    Sep 2

    How to Kill a Dragon, Aspects of Indo-European Poetics by Calvert Watkins ’52?. The erudition which went into this book is mind-boggling. Consider that to reconstruct proto Indo-European, the unwritten language from which almost all languages from India to Ireland descend, requires knowledge of numerous dead languages with their separate alphabets from ancient Hittite, thousands of years BC, extant in some miraculously uncovered clay tiles, to Medieval Irish. Then add that the purpose of this book goes beyond the language itself; it proposes to reconstruct a proto poetics by discovering patterns which must have been in that prewritten language, patterns which indicate that making art out of words is as old as our species’ first invention of language. This is the achievement of Watkins, who methodically analyses poetic formulas that can be accounted for only by positing a common source.
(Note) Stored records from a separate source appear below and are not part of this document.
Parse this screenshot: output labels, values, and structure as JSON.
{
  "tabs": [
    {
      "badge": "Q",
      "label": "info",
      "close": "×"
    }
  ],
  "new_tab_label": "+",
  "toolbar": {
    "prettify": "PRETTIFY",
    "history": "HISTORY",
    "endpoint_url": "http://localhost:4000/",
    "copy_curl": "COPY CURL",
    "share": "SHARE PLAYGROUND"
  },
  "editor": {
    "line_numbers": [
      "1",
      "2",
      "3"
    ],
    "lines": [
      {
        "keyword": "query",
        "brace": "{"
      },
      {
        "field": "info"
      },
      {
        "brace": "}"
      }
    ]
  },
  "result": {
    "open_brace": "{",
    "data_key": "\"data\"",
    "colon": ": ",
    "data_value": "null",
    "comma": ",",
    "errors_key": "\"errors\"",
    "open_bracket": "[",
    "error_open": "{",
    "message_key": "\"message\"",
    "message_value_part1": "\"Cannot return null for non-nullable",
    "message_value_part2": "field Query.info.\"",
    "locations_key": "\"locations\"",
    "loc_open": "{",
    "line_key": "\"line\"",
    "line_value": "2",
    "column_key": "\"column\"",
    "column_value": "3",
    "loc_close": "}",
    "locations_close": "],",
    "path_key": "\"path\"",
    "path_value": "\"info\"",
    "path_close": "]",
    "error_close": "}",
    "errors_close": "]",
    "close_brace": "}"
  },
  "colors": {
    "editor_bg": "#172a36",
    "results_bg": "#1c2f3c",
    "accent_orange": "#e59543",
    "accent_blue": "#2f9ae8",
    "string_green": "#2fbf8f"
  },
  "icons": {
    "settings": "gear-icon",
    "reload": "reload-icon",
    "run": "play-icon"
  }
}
For instance if you were to take our common formula Once upon a time and discover a nearly exact use of cognates in the same context in another language, assuming that there was no possibility of lateral transference, you could conclude that the formula came from a common parent language. Unlike other linguists who sweep by word-by-word analysis to jump to the elements of myth, Watkins stays close to vocabulary, formula, and figures of speech, particularly merism. (an example of merism would be the expression “to search high and low” i.e. to use opposites to indicate the whole. Watkins uses the example of “last but not least,” where the merism is made more memorable by alliteration.) The second half of this book deals directly with the sentence “hero slays dragon.” Watkins finds the hero and his reptilian adversary in Beowulf, the Iliad, the Odyssey, the Rig Veda, Old Iranian Holy Books, Celtic and Germanic epic, not just in the triumphant killing itself but in the vocabulary employed. He also uncovers how the slaying evolves and changes – hero sometimes slays hero or gets slain himself. At the end, I felt as though I had slain a dragon; this was a tough read. How to Kill a Dragon could easily be a text for a year-long course. For scholars excited by understanding our deep past, this is a must-read. One more word about how I got hold of this book. It was about $50 at Amazon, and once in a while I will spring for that amount if there is no alternative. Maria Fahey’s book on Shakespeare and metaphor was pricy, but there was an option to rent it for a couple of weeks. I have not found that possibility with any other book. In the case of this book, I found a PDF of it at a wordpress site for free. My family thought I was cheating the author, but he died a few years ago, so we decided that I wasn’t really ethically obligated to his heirs. I feel reasonably sure that he would have been pleased that I made the effort to understand his work.